  • If the EEA national is a student, you can only qualify as their family member if you are their spouse or civil partner Or their (or their spouse or civil partner’s) dependent child
  • As well as being a relative of the EEA national, one of the following must be true: before coming to the UK you were dependent on the EEA national, or were a member of the EEA national’s household, and you’re still dependent on them or are still a member of their household And you need the personal care of the EEA national (or of their spouse or civil partner) on serious health grounds

You may also be eligible for a residence card if you have a ‘retained right of residence’ or make a ‘Surinder Singh’ application.

Retained rights of residence

You may be eligible to apply under this category if, for example:

  • your marriage or civil partnership to an EEA citizen has ended (with a divorce, annulment or dissolution)
  • your EEA family member has died and you lived in the UK as their family member for at least one year before their death
  • you’re in education and you’re the child of an EEA citizen (or their current or former spouse or civil partner) who has left the UK or died
  • your child has a retained right of residence because they’re in education in the UK (and you have custody of them)

You will need to prove:

  • that your family member, or extended family member, was a permanent resident or qualified person at the time your family relationship ended
  • how the relationship ended, for example a death certificate or decree absolute if you divorced

You can only retain your right of residence as an extended family member if both the following apply:

  • you currently hold a valid residence card as the extended family member of an EEA national
  • you meet all of the relevant conditions

You cannot retain your right of residence if you were the unmarried partner of the EEA national and that relationship has broken down.

‘Surinder Singh’ applications

You may be eligible to make a ‘Surinder Singh’ application if you lived in another EEA country with an eligible family member who’s a British citizen before returning to the UK.

Your British family member must be one of the following:

  • your spouse (husband or wife) or civil partner
  • your parent or grandparent (or their spouse or civil partner) - you must also be under 21 years old or dependent on them
  • your child or grandchild (or their spouse or civil partner) - you must be dependent on them
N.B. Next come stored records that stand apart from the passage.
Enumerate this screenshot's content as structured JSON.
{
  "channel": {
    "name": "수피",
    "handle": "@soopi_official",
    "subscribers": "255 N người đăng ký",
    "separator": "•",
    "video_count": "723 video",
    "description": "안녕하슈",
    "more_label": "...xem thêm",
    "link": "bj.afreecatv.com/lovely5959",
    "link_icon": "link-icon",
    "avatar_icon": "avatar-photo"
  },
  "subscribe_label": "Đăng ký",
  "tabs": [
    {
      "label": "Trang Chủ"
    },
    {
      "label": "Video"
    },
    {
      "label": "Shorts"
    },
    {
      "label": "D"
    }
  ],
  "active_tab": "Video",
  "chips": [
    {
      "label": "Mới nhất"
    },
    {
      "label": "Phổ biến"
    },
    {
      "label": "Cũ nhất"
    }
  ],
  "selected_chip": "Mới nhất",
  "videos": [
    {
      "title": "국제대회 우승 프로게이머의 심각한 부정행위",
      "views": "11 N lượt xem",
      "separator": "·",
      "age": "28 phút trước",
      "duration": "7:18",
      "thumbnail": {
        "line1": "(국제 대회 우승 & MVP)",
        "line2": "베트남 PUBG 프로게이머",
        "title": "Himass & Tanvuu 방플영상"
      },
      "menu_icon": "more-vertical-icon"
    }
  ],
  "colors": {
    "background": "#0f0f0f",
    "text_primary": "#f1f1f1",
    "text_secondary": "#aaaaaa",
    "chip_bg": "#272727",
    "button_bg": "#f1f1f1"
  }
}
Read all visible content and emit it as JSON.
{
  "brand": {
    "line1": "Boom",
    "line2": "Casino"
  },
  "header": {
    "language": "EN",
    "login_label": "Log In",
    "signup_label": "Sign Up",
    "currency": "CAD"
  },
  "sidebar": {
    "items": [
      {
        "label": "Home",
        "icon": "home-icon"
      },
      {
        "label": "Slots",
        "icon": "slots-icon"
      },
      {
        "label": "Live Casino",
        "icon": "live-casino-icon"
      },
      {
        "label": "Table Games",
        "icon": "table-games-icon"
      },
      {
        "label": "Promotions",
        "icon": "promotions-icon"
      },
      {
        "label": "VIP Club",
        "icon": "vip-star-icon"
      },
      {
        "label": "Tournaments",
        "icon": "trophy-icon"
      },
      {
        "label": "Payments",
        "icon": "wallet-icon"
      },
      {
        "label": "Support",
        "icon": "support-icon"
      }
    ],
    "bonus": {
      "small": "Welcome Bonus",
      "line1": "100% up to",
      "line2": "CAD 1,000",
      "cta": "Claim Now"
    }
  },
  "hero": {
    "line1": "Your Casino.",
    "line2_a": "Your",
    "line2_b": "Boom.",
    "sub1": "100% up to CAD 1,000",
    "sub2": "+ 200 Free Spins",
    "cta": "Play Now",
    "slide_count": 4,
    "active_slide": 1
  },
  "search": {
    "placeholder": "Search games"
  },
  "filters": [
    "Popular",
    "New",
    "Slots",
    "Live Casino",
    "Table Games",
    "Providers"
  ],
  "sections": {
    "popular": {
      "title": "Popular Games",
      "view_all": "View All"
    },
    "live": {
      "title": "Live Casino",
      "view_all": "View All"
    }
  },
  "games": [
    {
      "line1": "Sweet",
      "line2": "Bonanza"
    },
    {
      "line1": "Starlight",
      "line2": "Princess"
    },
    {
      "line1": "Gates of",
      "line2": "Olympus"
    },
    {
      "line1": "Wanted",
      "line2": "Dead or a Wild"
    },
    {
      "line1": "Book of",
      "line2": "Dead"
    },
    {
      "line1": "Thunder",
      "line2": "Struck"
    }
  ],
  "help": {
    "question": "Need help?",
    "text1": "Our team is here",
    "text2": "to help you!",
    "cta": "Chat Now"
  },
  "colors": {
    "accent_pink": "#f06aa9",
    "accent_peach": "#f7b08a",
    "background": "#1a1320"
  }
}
To be eligible, your British family member must either have the right to permanent residence in the EEA country where you lived together, or provide proof that they were one of the following there:

  • working, self-employed or self-sufficient - for example employer’s letters, wage slips, contracts, bank statements or proof of tax registration
  • studying - for example proof of enrolment and attendance
  • They must also work, study, look for work, or be self-employed or self-sufficient in the UK.
  • Both you and your British family member must prove that you genuinely made your home in the EEA country where you lived together. It must have been your main residence or base for the ‘centre of your life’.
  • You will need to prove that you both lived there together - for example your addresses, time spent living at each address and any proof of renting or buying a home and were integrated there - for example you spoke the language, had children born or living there, or were involved in your local community